Archibald was reading the famous paper The Silence of the Bluebirds, in hopes of finding interesting information for his thesis. There he found a great reference, a book called Bluebirds and Redbirds: The Never Ending Fight. He started to read that book and came across an essential sounding reference, Bluebirds: From the Origins to the Present Day.
Now he was hoping to eventually find decisive content for his research, but he realized that he couldn’t understand that text without first reading Yellowbird and Yellowfish: A Constant Struggle for Life. So he started to read that paper, and again he came across a new reference.
By the end of the day, Archibald had started to read ten papers and two books, had not finished any, and had not even understood the point of one of those texts. He felt exhausted, frustrated, and unmotivated. He started to doubt that he would ever manage to read the scientific literature he needed for his thesis.
Set reading goals
In order not to lose yourself while reading texts which might be exciting but unrelated to your topic, it is crucial you set reading goals. Before reading a text, ask yourself: Why do I want to read this text? Find a concrete reason – not just: I want to know more about Redbirds. What exactly do you want to know about Redbirds? What will you do with this information once you find it?
Setting reading goals also prevents unnecessary readings. If, while reading, you notice that a given text does not fit with your goal – even if it is an exciting text – put it away and look for another one which will help you reach your goal.
If you belong to the group of people who forgets their goal while reading, first write your goal on a piece of paper and pin it up in front of you; then, set an alarm clock which will ring every 10 minutes. When it rings, look at your goal and make sure you are still pursuing it.
One tip: set clear goals. For this you can use the technique of SMART goals presented in this article.
Time for action
Test this technique when reading scientific literature.
♣ Start with one sheet of paper and set a goal. Write: Why do you want to read this paper? What do you want to do with the information you will find?
♣ Set a time frame (45 minutes maximum). This will help you stay focused.
♣ Before reading your paper, pre-read it. Skim the text.
♣ Select which sections might contain information related to your goal. Don’t read them, just mark them.
♣ Once you have skimmed the whole paper, read the selected sections.
♣ Stop as soon as you reach your goal.
If you have not reached your goal within the time frame you fixed, take a break. Then set a time frame again and continue reading.
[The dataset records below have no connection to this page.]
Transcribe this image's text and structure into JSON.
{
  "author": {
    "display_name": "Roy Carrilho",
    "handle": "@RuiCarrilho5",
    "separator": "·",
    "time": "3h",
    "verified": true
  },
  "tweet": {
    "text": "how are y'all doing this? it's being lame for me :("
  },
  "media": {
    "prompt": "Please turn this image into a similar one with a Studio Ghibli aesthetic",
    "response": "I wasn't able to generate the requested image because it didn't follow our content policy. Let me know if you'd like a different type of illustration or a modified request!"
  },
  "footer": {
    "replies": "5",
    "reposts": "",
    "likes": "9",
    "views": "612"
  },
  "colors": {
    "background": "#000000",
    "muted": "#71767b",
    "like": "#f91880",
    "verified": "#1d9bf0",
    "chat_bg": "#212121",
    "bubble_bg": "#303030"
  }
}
It is important to take regular breaks when you read: the density of information is so intense, that you need time to process it. Forcing yourself to read when you cannot absorb new information is useless. If you feel tired, if you cannot concentrate anymore, take a rest: move, breathe deeply (your brain needs oxygen), yawn (yawning refreshes your brain), stretch, blink, close your eyes.
Don’t use your breaks for reading (e.g. newspapers or emails). You need to do something completely different from reading if you want an efficient rest.
In conclusion, remember this golden rule when you read scientific litterature: set a goal before you read a text. In order to stay focused, set a limited time frame for reaching your goal. And take breaks (at least 1 per hour).
I wish you successful readings!